Your goal: Filter the records below and copy every line containing the word "analytics".

Stored records:
-------------------------
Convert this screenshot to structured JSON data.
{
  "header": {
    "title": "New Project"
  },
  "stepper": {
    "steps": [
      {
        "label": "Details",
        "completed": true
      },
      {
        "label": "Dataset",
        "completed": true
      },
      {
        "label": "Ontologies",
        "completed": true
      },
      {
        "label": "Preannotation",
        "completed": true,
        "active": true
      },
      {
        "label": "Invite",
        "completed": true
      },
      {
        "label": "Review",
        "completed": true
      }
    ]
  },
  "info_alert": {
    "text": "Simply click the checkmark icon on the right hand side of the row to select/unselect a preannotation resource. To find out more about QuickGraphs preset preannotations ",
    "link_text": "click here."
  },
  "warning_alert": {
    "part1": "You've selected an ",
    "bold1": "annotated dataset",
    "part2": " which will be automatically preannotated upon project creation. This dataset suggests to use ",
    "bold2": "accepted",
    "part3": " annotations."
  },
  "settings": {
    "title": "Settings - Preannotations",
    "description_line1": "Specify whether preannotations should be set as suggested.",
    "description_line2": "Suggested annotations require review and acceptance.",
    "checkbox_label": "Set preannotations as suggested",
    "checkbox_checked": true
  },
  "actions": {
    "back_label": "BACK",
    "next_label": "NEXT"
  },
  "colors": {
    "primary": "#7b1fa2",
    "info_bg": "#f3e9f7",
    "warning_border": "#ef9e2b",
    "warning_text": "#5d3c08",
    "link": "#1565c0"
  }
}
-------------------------
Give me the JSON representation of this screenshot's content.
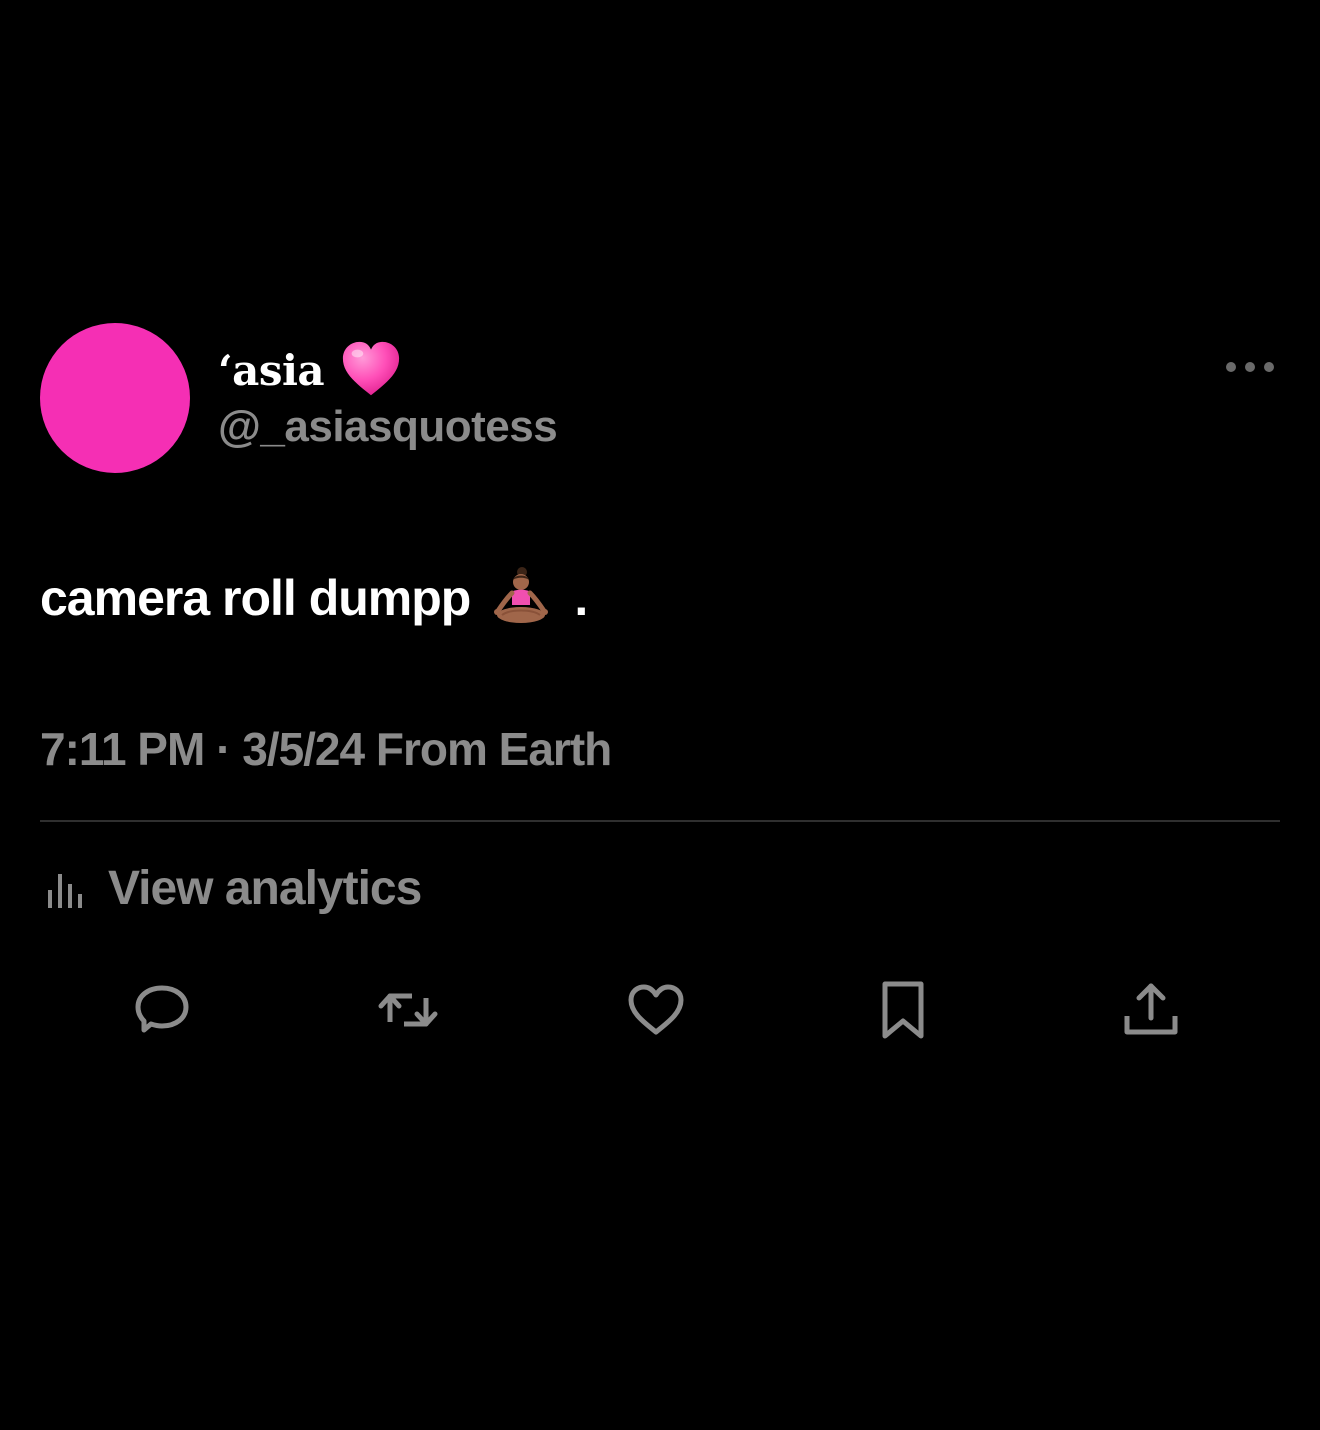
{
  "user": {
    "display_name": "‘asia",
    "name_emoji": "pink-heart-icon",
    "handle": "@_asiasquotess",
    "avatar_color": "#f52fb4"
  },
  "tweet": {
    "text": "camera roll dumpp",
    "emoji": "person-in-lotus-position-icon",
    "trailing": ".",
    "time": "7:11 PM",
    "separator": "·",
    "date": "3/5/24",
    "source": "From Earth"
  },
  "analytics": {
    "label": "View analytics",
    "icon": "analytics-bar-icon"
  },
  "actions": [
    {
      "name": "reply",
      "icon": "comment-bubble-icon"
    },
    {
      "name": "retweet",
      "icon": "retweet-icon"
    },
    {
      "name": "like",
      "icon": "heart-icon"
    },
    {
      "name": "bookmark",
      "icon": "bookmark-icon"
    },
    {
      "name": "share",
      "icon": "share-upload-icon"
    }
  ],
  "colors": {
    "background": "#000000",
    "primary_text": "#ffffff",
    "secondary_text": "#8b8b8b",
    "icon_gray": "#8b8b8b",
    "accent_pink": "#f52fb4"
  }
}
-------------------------
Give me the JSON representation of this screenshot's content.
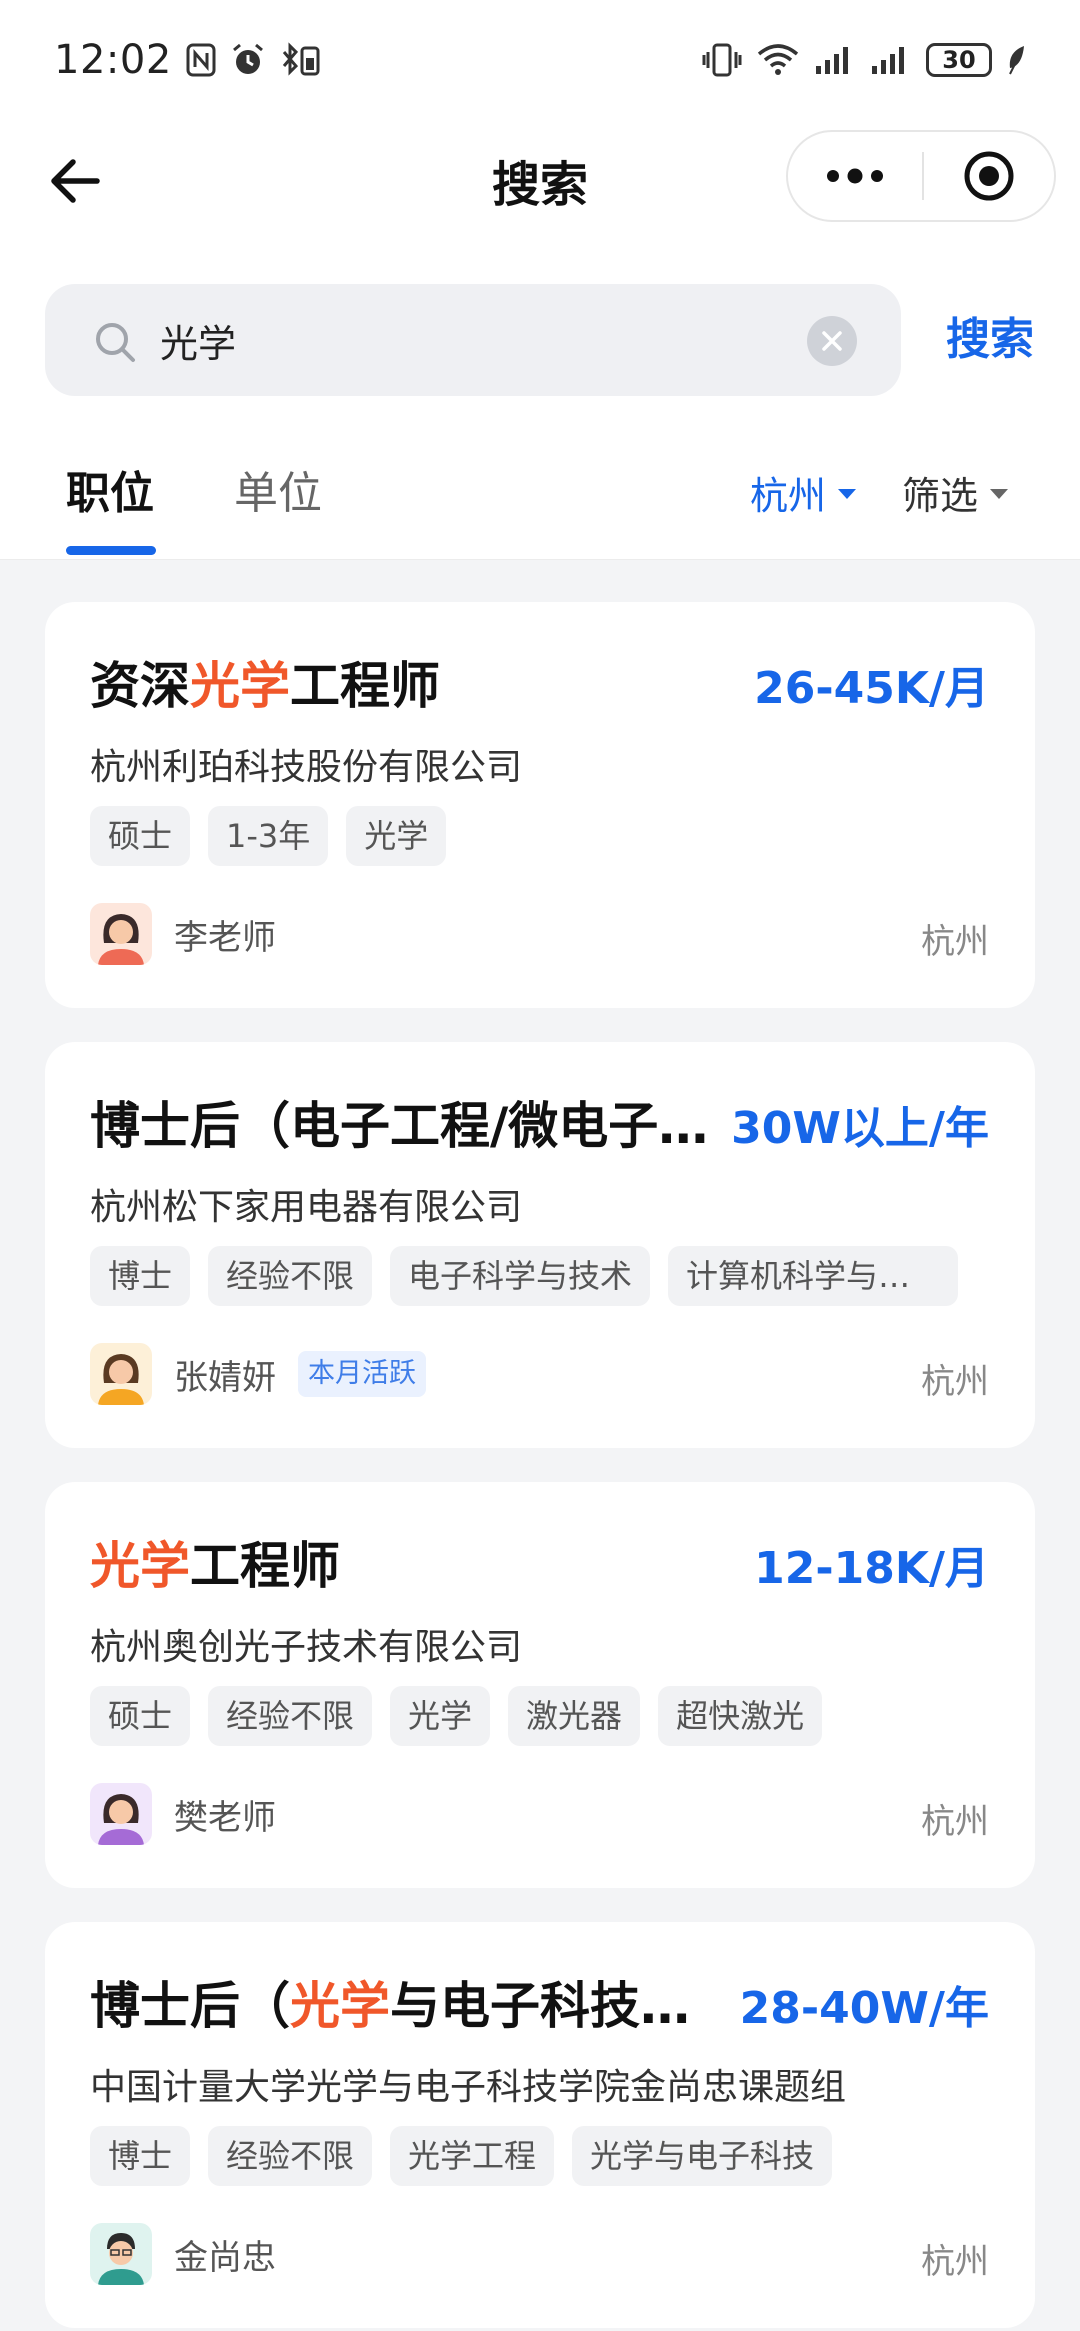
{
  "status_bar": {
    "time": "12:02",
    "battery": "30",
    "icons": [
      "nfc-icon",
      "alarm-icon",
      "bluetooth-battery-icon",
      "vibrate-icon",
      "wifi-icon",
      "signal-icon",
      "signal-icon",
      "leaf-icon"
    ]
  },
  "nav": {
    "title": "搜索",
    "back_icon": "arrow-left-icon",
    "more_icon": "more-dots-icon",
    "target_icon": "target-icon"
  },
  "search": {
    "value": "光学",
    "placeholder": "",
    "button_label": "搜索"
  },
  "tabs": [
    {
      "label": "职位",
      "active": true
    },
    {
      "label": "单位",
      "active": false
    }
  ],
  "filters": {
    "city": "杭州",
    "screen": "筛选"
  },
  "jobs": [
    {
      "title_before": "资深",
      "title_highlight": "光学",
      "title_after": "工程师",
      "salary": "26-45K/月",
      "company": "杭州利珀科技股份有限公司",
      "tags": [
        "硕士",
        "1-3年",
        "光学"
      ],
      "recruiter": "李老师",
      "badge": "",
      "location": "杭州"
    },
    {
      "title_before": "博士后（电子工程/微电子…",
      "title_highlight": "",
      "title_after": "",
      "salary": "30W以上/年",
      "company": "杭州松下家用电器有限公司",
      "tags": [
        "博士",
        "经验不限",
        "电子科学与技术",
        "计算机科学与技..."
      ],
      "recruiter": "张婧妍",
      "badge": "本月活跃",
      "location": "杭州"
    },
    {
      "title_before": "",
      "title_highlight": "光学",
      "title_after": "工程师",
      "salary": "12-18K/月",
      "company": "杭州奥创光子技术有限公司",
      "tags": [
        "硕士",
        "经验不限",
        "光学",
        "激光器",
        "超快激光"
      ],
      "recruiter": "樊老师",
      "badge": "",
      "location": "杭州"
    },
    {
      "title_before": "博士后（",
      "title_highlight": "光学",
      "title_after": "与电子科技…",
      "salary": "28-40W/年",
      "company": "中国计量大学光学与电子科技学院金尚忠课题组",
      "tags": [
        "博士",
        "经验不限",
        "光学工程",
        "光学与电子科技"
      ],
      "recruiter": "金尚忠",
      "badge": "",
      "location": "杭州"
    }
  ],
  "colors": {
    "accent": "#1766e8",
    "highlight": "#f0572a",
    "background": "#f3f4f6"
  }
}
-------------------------
Output:
  "analytics": {
    "label": "View analytics",
    "icon": "analytics-bar-icon"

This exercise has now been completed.